Make sure your provider has documented and proven processes in place for dealing with planned and unplanned downtime. This should include how and what they plan to communicate, such as prioritization and severity level assessment of issues.
Understand the cloud provider’s disaster recovery provisions. Be aware of their liability limitations. Consider purchasing additional risk insurance if the provider’s terms and conditions do not cover recovery costs..
Support is another key criterion to consider. When you need help, can you get it and how fast? What channels are available? In some cases, the only support you may get is a chat service or a dedicated resource, and this may not be helpful depending on the gravity of the issue at hand. Before you choose the cloud provider, know the level and form of support that is accessible.
Beyond the displayed cost on your desired plan, it is advisable to inquire about associated or hidden charges. When selecting a plan, ensure you understand the pricing in detail.
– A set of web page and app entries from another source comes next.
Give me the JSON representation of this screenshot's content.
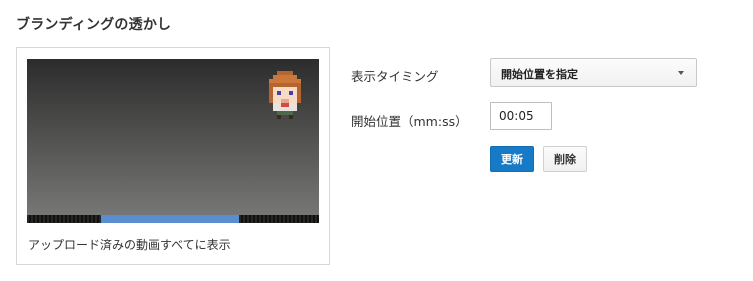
{
  "section": {
    "title": "ブランディングの透かし"
  },
  "preview": {
    "caption": "アップロード済みの動画すべてに表示",
    "watermark_icon": "pixel-character-icon",
    "progress_segment": {
      "start_fraction": 0.255,
      "end_fraction": 0.728
    },
    "colors": {
      "segment": "#5b8ed1",
      "track": "#1a1a1a"
    }
  },
  "settings": {
    "timing_label": "表示タイミング",
    "timing_selected": "開始位置を指定",
    "start_label": "開始位置（mm:ss）",
    "start_value": "00:05",
    "update_button": "更新",
    "delete_button": "削除",
    "colors": {
      "primary": "#167ac6"
    }
  }
}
Be sure of what you are paying for and the features for the specific pricing plan.
When choosing a provider, have a clear contract with no constraints. Though you need to trust your cloud provider to do the right thing, you need a legal agreement to back you up if something goes south.
Contract constraints can cause Vendor lock-in, a situation where a customer using a product or service cannot easily migrate to a competitor. Avoid this by ensuring your provider has minimal use of proprietary technology or minimizing any plan customizations that will limit your ability to migrate.
In addition, ensure you have a clear exit strategy from the beginning. Know the transitioning processes before signing a contract.
Establish workable contracts and think long-term to avoid vendor lock-in. Recognize and validate certifications and standards. Ensure you can get support when needed. Beware of hidden costs.
While these criteria are not all there is to know, they provide you a solid framework to determine which cloud provider to trust with your data. Upon further assessment of your business needs, you may discover more criteria to help you make a well-informed decision.